Ainu traditional housing!
Outline of Dwelling Systems
The design of the Ainu housing systems differs depending on the region of the residence and the individual household. A unit with a single large rectangular room and a hearth in the middle appears quite common. It often has a small building outside the doorway that was used as an entrance and for storage. The materials used for the posts, roof, walls and floor included trunks, branches and various kinds of bark and grass. The huge amounts of materials necessary to thatch the walls and roofs were usually procured from locally available resources.
Restored houses thatched with saw grass
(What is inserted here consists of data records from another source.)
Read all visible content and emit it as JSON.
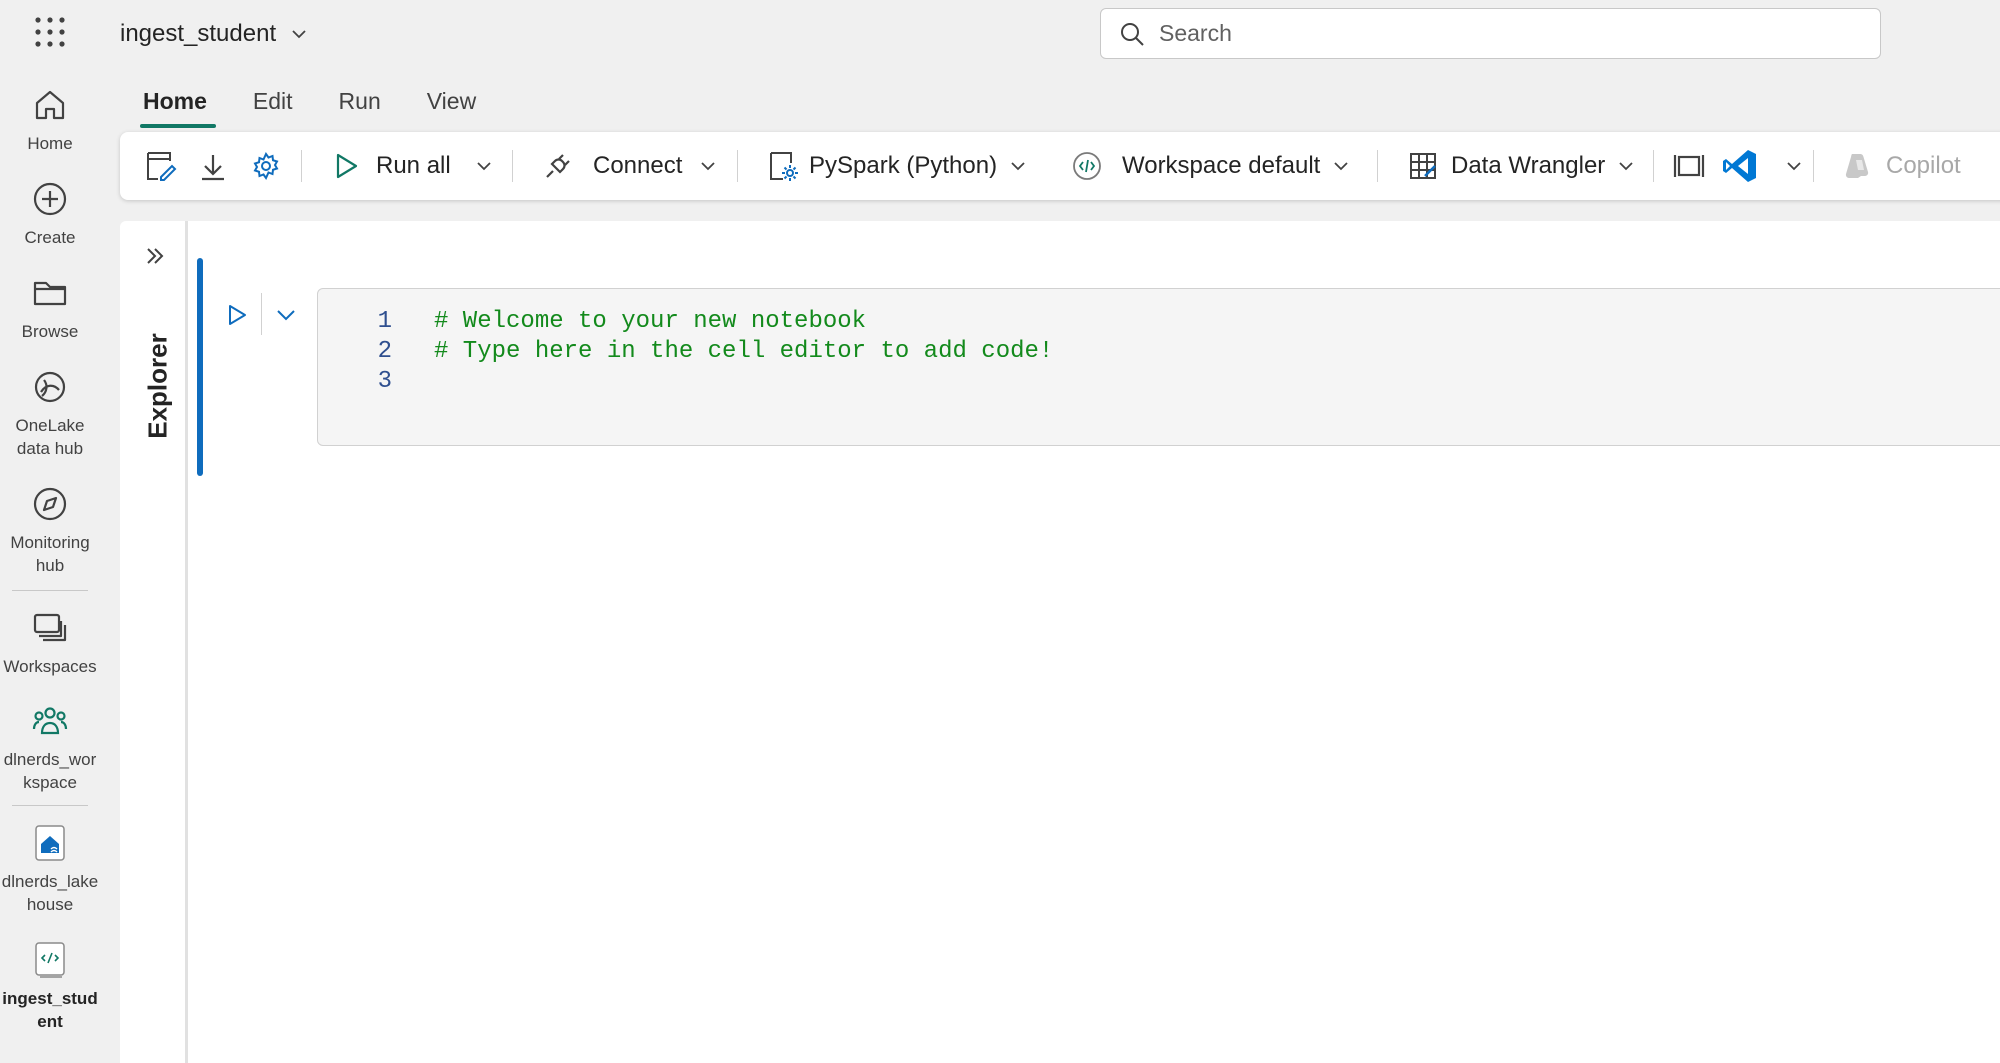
{
  "app": {
    "notebook_title": "ingest_student"
  },
  "search": {
    "placeholder": "Search"
  },
  "rail": {
    "items": [
      {
        "label": "Home",
        "icon": "home-icon"
      },
      {
        "label": "Create",
        "icon": "plus-circle-icon"
      },
      {
        "label": "Browse",
        "icon": "folder-icon"
      },
      {
        "label": "OneLake\ndata hub",
        "icon": "onelake-icon"
      },
      {
        "label": "Monitoring\nhub",
        "icon": "compass-icon"
      },
      {
        "label": "Workspaces",
        "icon": "workspaces-icon"
      },
      {
        "label": "dlnerds_wor\nkspace",
        "icon": "people-icon"
      },
      {
        "label": "dlnerds_lake\nhouse",
        "icon": "lakehouse-icon"
      },
      {
        "label": "ingest_stud\nent",
        "icon": "notebook-icon"
      }
    ]
  },
  "tabs": [
    {
      "label": "Home",
      "active": true
    },
    {
      "label": "Edit",
      "active": false
    },
    {
      "label": "Run",
      "active": false
    },
    {
      "label": "View",
      "active": false
    }
  ],
  "toolbar": {
    "run_all": "Run all",
    "connect": "Connect",
    "language": "PySpark (Python)",
    "environment": "Workspace default",
    "data_wrangler": "Data Wrangler",
    "copilot": "Copilot"
  },
  "explorer": {
    "label": "Explorer"
  },
  "cell": {
    "lines": [
      {
        "number": "1",
        "code": "# Welcome to your new notebook"
      },
      {
        "number": "2",
        "code": "# Type here in the cell editor to add code!"
      },
      {
        "number": "3",
        "code": ""
      }
    ]
  },
  "colors": {
    "accent": "#117865",
    "cell_indicator": "#0f6cbd",
    "comment": "#138a1c",
    "vscode": "#0078d4"
  }
}
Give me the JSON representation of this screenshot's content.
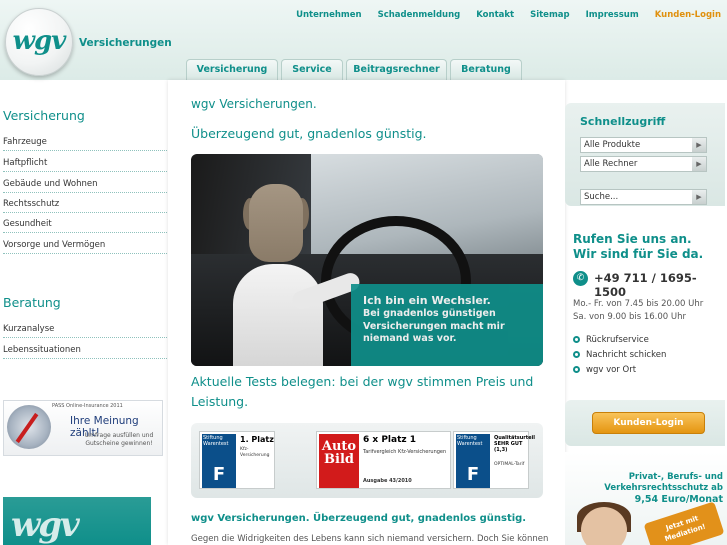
{
  "brand": {
    "logo_text": "wgv",
    "sub": "Versicherungen",
    "colors": {
      "primary": "#0f8f8a",
      "accent": "#e49511"
    }
  },
  "topnav": [
    "Unternehmen",
    "Schadenmeldung",
    "Kontakt",
    "Sitemap",
    "Impressum",
    "Kunden-Login"
  ],
  "tabs": [
    "Versicherung",
    "Service",
    "Beitragsrechner",
    "Beratung"
  ],
  "leftnav": {
    "section1": "Versicherung",
    "items1": [
      "Fahrzeuge",
      "Haftpflicht",
      "Gebäude und Wohnen",
      "Rechtsschutz",
      "Gesundheit",
      "Vorsorge und Vermögen"
    ],
    "section2": "Beratung",
    "items2": [
      "Kurzanalyse",
      "Lebenssituationen"
    ]
  },
  "main": {
    "title1": "wgv Versicherungen.",
    "title2": "Überzeugend gut, gnadenlos günstig.",
    "hero_big": "Ich bin ein Wechsler.",
    "hero_small": "Bei gnadenlos günstigen Versicherungen macht mir niemand was vor.",
    "tests_heading": "Aktuelle Tests belegen: bei der wgv stimmen Preis und Leistung.",
    "bottom_heading": "wgv Versicherungen. Überzeugend gut, gnadenlos günstig.",
    "bottom_text": "Gegen die Widrigkeiten des Lebens kann sich niemand versichern. Doch Sie können"
  },
  "awards": {
    "badge1": {
      "org": "Stiftung Warentest",
      "logo": "Finanztest",
      "rank": "1. Platz",
      "desc": "Kfz-Versicherung",
      "edition": "Ausgabe 11/2010"
    },
    "autobild": {
      "logo": "Auto Bild",
      "rank": "6 x Platz 1",
      "desc": "Tarifvergleich Kfz-Versicherungen",
      "edition": "Ausgabe 43/2010"
    },
    "badge2": {
      "org": "Stiftung Warentest",
      "logo": "Finanztest",
      "rank": "Qualitätsurteil SEHR GUT (1,3)",
      "desc": "OPTIMAL-Tarif",
      "edition": "Ausgabe 04/2010"
    }
  },
  "quickaccess": {
    "title": "Schnellzugriff",
    "select1": "Alle Produkte",
    "select2": "Alle Rechner",
    "search_placeholder": "Suche..."
  },
  "contact": {
    "heading1": "Rufen Sie uns an.",
    "heading2": "Wir sind für Sie da.",
    "phone": "+49 711 / 1695-1500",
    "hours1": "Mo.- Fr. von 7.45 bis 20.00 Uhr",
    "hours2": "Sa. von 9.00 bis 16.00 Uhr",
    "links": [
      "Rückrufservice",
      "Nachricht schicken",
      "wgv vor Ort"
    ]
  },
  "login_button": "Kunden-Login",
  "promo": {
    "line1": "Privat-, Berufs- und",
    "line2": "Verkehrsrechtsschutz ab",
    "price": "9,54 Euro/Monat",
    "star": "Jetzt mit Mediation!"
  },
  "banner1": {
    "top": "PASS Online-Insurance 2011",
    "main": "Ihre Meinung zählt!",
    "sub": "Umfrage ausfüllen und Gutscheine gewinnen!"
  },
  "banner2": {
    "text": "wgv"
  }
}
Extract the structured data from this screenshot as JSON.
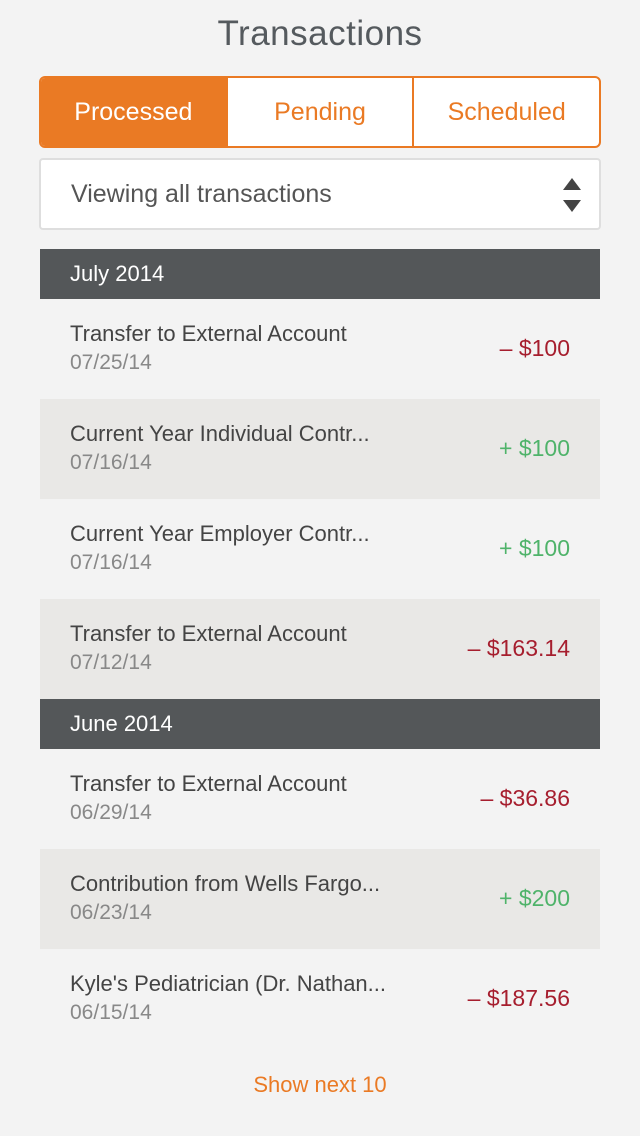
{
  "header": {
    "title": "Transactions"
  },
  "tabs": [
    {
      "label": "Processed",
      "active": true
    },
    {
      "label": "Pending",
      "active": false
    },
    {
      "label": "Scheduled",
      "active": false
    }
  ],
  "filter": {
    "selected": "Viewing all transactions"
  },
  "sections": [
    {
      "title": "July 2014",
      "transactions": [
        {
          "description": "Transfer to External Account",
          "date": "07/25/14",
          "amount": "– $100",
          "direction": "negative"
        },
        {
          "description": "Current Year Individual Contr...",
          "date": "07/16/14",
          "amount": "+ $100",
          "direction": "positive"
        },
        {
          "description": "Current Year Employer Contr...",
          "date": "07/16/14",
          "amount": "+ $100",
          "direction": "positive"
        },
        {
          "description": "Transfer to External Account",
          "date": "07/12/14",
          "amount": "– $163.14",
          "direction": "negative"
        }
      ]
    },
    {
      "title": "June 2014",
      "transactions": [
        {
          "description": "Transfer to External Account",
          "date": "06/29/14",
          "amount": "– $36.86",
          "direction": "negative"
        },
        {
          "description": "Contribution from Wells Fargo...",
          "date": "06/23/14",
          "amount": "+ $200",
          "direction": "positive"
        },
        {
          "description": "Kyle's Pediatrician (Dr. Nathan...",
          "date": "06/15/14",
          "amount": "– $187.56",
          "direction": "negative"
        }
      ]
    }
  ],
  "footer": {
    "show_more_label": "Show next 10"
  },
  "colors": {
    "accent": "#ea7a24",
    "negative": "#a61e2e",
    "positive": "#4fb36a",
    "section_header": "#545759"
  }
}
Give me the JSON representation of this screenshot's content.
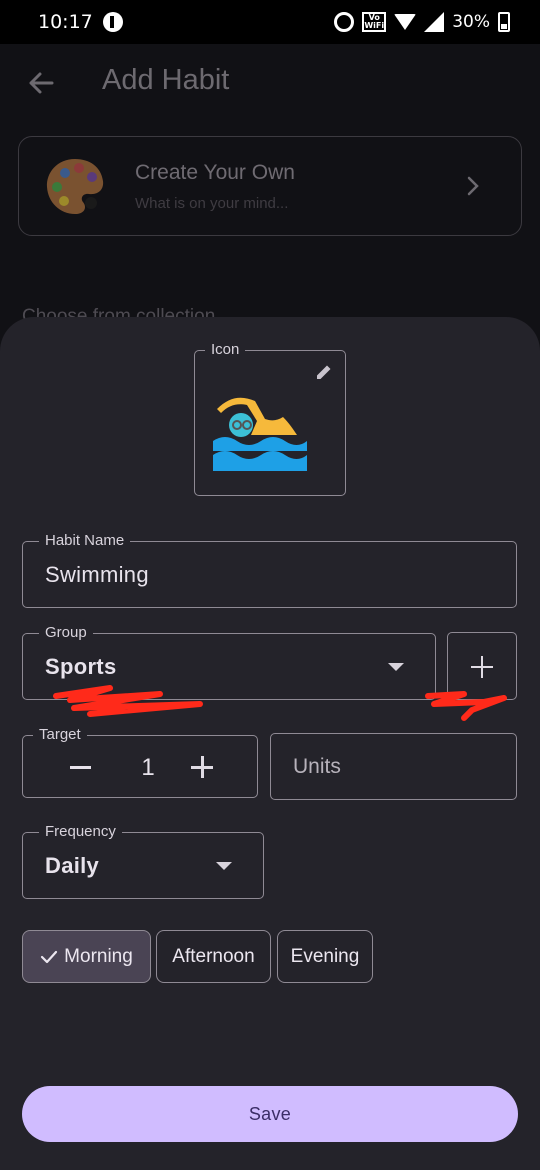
{
  "status_bar": {
    "time": "10:17",
    "battery": "30%",
    "volte_top": "Vo",
    "volte_bottom": "WiFi"
  },
  "app_bar": {
    "title": "Add Habit",
    "back_icon": "arrow-left-icon"
  },
  "create_card": {
    "title": "Create Your Own",
    "subtitle": "What is on your mind...",
    "icon": "palette-icon"
  },
  "collection_section": {
    "title": "Choose from collection"
  },
  "form": {
    "icon_label": "Icon",
    "icon": "swimmer-icon",
    "habit_name_label": "Habit Name",
    "habit_name_value": "Swimming",
    "group_label": "Group",
    "group_value": "Sports",
    "target_label": "Target",
    "target_value": "1",
    "units_placeholder": "Units",
    "frequency_label": "Frequency",
    "frequency_value": "Daily",
    "time_of_day": [
      {
        "label": "Morning",
        "selected": true
      },
      {
        "label": "Afternoon",
        "selected": false
      },
      {
        "label": "Evening",
        "selected": false
      }
    ],
    "save_label": "Save"
  },
  "colors": {
    "sheet_bg": "#24232a",
    "accent": "#d0bcff",
    "chip_selected": "#4a4454",
    "annotation_red": "#ff2a1a"
  }
}
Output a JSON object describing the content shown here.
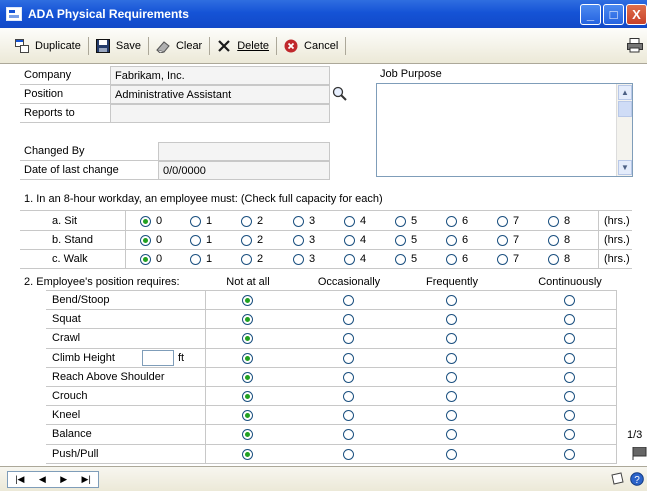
{
  "window": {
    "title": "ADA Physical Requirements",
    "buttons": {
      "minimize": "_",
      "maximize": "□",
      "close": "X"
    }
  },
  "toolbar": {
    "duplicate": "Duplicate",
    "save": "Save",
    "clear": "Clear",
    "delete": "Delete",
    "cancel": "Cancel"
  },
  "header": {
    "company_label": "Company",
    "company_value": "Fabrikam, Inc.",
    "position_label": "Position",
    "position_value": "Administrative Assistant",
    "reports_to_label": "Reports to",
    "reports_to_value": "",
    "changed_by_label": "Changed By",
    "changed_by_value": "",
    "date_label": "Date of last change",
    "date_value": "0/0/0000",
    "job_purpose_label": "Job Purpose"
  },
  "section1": {
    "title": "1.  In an 8-hour workday, an employee must:  (Check full capacity for each)",
    "options": [
      "0",
      "1",
      "2",
      "3",
      "4",
      "5",
      "6",
      "7",
      "8"
    ],
    "unit": "(hrs.)",
    "rows": [
      {
        "label": "a. Sit",
        "selected": 0
      },
      {
        "label": "b. Stand",
        "selected": 0
      },
      {
        "label": "c. Walk",
        "selected": 0
      }
    ]
  },
  "section2": {
    "title": "2.  Employee's position requires:",
    "columns": [
      "Not at all",
      "Occasionally",
      "Frequently",
      "Continuously"
    ],
    "height_unit": "ft",
    "height_value": "",
    "rows": [
      {
        "label": "Bend/Stoop",
        "selected": 0
      },
      {
        "label": "Squat",
        "selected": 0
      },
      {
        "label": "Crawl",
        "selected": 0
      },
      {
        "label": "Climb Height",
        "selected": 0
      },
      {
        "label": "Reach Above Shoulder",
        "selected": 0
      },
      {
        "label": "Crouch",
        "selected": 0
      },
      {
        "label": "Kneel",
        "selected": 0
      },
      {
        "label": "Balance",
        "selected": 0
      },
      {
        "label": "Push/Pull",
        "selected": 0
      }
    ]
  },
  "page_indicator": "1/3",
  "nav": {
    "first": "|◀",
    "prev": "◀",
    "next": "▶",
    "last": "▶|"
  },
  "colors": {
    "titlebar": "#1553d6",
    "radio_dot": "#21a121",
    "toolbar": "#ece9d8"
  }
}
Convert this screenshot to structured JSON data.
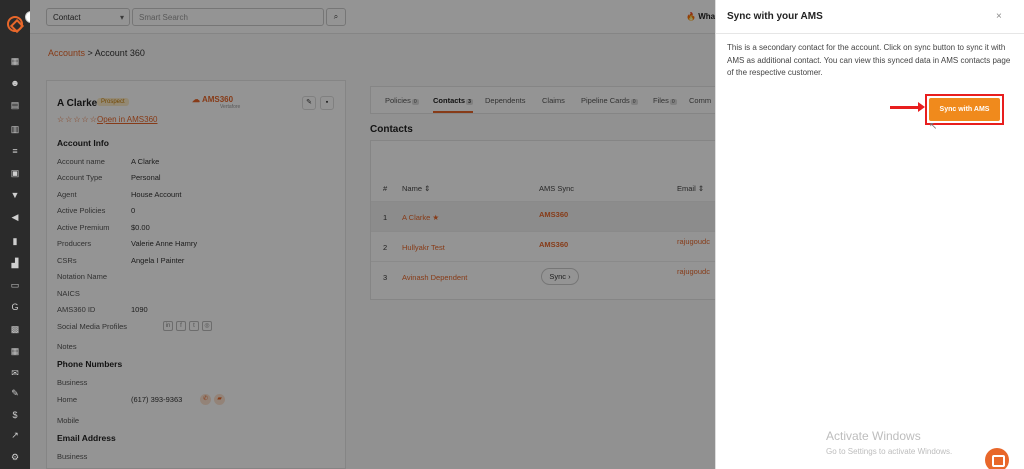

(The Ainu Museum)
In Ainu language, “Cise” means “House”, which is pronounced by placing a high pitch on “se” instead of “ci”. This word has often been used, even in the Japanese vernacular, specifically to refer to a house thatched with saw grass or bamboo grass.
Restored houses thatched with bamboo grass(Branch of Asahikawa City Museum)
However, the word “Cise” still exists in the Ainu language and is used even to refer to housing units built by modern construction methods. Ainu seniors often use the word as such in their conversation. Despite the changes in the selection of materials and construction methods, “Cise” remains unchanged and still means a house in the Ainu language.
Room Arrangement and Interior Finishing
The room had windows, and it was believed that the gods entered and left through one of the windows. The window is set to face in a sacred direction based on well-known teachings.The space between this sacred window and the hearth in the middle of a room is considered as sacred space inside the room, and guests are sometimes invited to sit there.
A room equipped with patterned matting on the wall
(The Ainu Museum)
The floor is covered with layers of grass, reed screens and matting. A low platform is sometimes placed by the wall as a bed. In one method of making a hearth, a hole is dug and then layers of leaves, gravel and volcanic ash are placed in this order.
The walls inside the room are occasionally finished with matting while the window or the doorway is sometimes finished with hanging reed screens or matting.
Surroundings of the main house
An altar, a bear cage and a storage area are, in some cases, located around the main unit. The altar is placed outside facing the sacred window through which the gods supposedly enter and leave.
In the proximity of the house, the waste disposal area was designated by some households, and rice bran and ash from the hearth were sometimes separated from the rest of the waste. Some dwellers used racks and rods for the drying of fish and meat and used rods for laundry. Others put a wind and snow fence made with saw grass around the house.
Surroundings of a house (Obihiro City at the end of the Taisho period) (The Ainu Museum)